While I’m sure most people reading won’t have the chance to design enrichment for zoo animals, some of you may have pets or livestock of your own you could test your ideas on. Get creative and start designing some novel feeders, why not create a pole feeder for your cat? They work for lions!
In June this year, I took part in the 28th SEEC, a course run by the Shape of Enrichment at Newquay Zoo. During the 4 days, we discussed the behavioural theories behind enrichment and how we can improve zoo animal welfare. We were also lucky enough to design and create a piece of goal-orientated enrichment for some of the animals there.
The goal of our enrichment was to increase the pig’s natural foraging behaviour, i.e. browsing low shrubs and rooting through the mud. We came up with lots of ideas and, with the help of a pragmatic keeper, we narrowed it down to 2 main concepts.
- Apple bobbing- chunks of fruit floating in a shallow water tray which the pigs would have to tip over to get the fruit from. By tipping the water out, the ground would become muddy, and the pigs would have to root around for the apple! Plus, after eating the fruit, they would then have a nice mud bath to play in!
- Ker-Plunk feeder- a wooden hollow tube with holes drilled through to the middle. Find some edible branches to stick in the holes, and then fill the hollowed out part with nuts and berries. The pigs must then pull out the branches to let the food fall out through the bottom of the feeder. These could be placed on a stand or hung on the enclosure walls for an extra challenge!
Although the pigs were a bit cautious at first, they soon began to investigate the objects, and after a while, managed to figure them out and had a lot of fun! It’s always important to watch the animals for at least an hour after putting enrichment in their enclosure to ensure they don’t get too stressed having something new in their territory, or misuse it in anyway. Once they have got used to it and you can see it has been a success, you can start to think how often you should put the enrichment in their enclosure. A play object will soon lose its appeal, and the animals are unlikely to play with it constantly. By taking it out and using it once a month, for example, their interest will not wane as quickly as if it were always available.
Enrichment is a vital part of zoo animal care, aiding their welfare by maintaining their fitness, stopping or decreasing abnormal behaviours and reducing boredom, and all keepers should be making sure they are working time into their schedule to plan and build such items. If you want to practise designing enrichment items, why not think about how you could enrich your domestic animals lives? How could you encourage natural foraging behaviour in your pet rabbit? How could you increase your older cat’s activity levels? Could you help your dog lose some weight by making him work for his food? This is a great way to start thinking about how you can improve animal welfare from the comfort of your own home, and it will probably be fun for you too!

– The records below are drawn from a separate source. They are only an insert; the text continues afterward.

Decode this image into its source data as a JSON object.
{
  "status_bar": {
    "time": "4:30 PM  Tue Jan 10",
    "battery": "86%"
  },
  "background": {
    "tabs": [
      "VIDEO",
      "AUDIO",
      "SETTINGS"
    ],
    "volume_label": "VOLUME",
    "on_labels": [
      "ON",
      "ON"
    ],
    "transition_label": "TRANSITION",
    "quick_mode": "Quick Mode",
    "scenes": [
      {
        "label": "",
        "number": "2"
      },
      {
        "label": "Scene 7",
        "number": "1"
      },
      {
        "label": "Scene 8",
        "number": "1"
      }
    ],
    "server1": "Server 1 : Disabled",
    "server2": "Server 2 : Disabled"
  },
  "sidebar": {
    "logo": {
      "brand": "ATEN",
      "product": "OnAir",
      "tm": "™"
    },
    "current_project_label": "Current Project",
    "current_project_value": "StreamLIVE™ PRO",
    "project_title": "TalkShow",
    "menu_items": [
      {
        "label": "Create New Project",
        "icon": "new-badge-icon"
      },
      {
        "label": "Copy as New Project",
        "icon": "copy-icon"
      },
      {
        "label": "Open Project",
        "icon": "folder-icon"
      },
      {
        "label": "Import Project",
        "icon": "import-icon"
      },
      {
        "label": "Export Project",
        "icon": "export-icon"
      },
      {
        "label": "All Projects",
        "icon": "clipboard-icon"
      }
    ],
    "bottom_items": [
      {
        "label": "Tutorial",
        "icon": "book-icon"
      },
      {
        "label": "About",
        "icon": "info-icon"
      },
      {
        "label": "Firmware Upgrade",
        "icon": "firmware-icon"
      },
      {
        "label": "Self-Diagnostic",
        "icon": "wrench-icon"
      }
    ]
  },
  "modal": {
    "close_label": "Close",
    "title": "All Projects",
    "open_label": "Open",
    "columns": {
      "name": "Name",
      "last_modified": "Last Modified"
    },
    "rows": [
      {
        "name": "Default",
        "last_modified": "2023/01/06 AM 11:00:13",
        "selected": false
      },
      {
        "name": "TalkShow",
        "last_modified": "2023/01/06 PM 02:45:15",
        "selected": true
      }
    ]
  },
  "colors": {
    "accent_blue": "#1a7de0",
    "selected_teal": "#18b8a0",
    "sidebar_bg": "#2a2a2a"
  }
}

If you are at College or University and thinking about a career as a zoo keeper, I thoroughly recommend booking onto a Student Environmental Enrichment Course with The Shape of Enrichment. Details and more information on captive animal welfare and enrichment can be found on their website.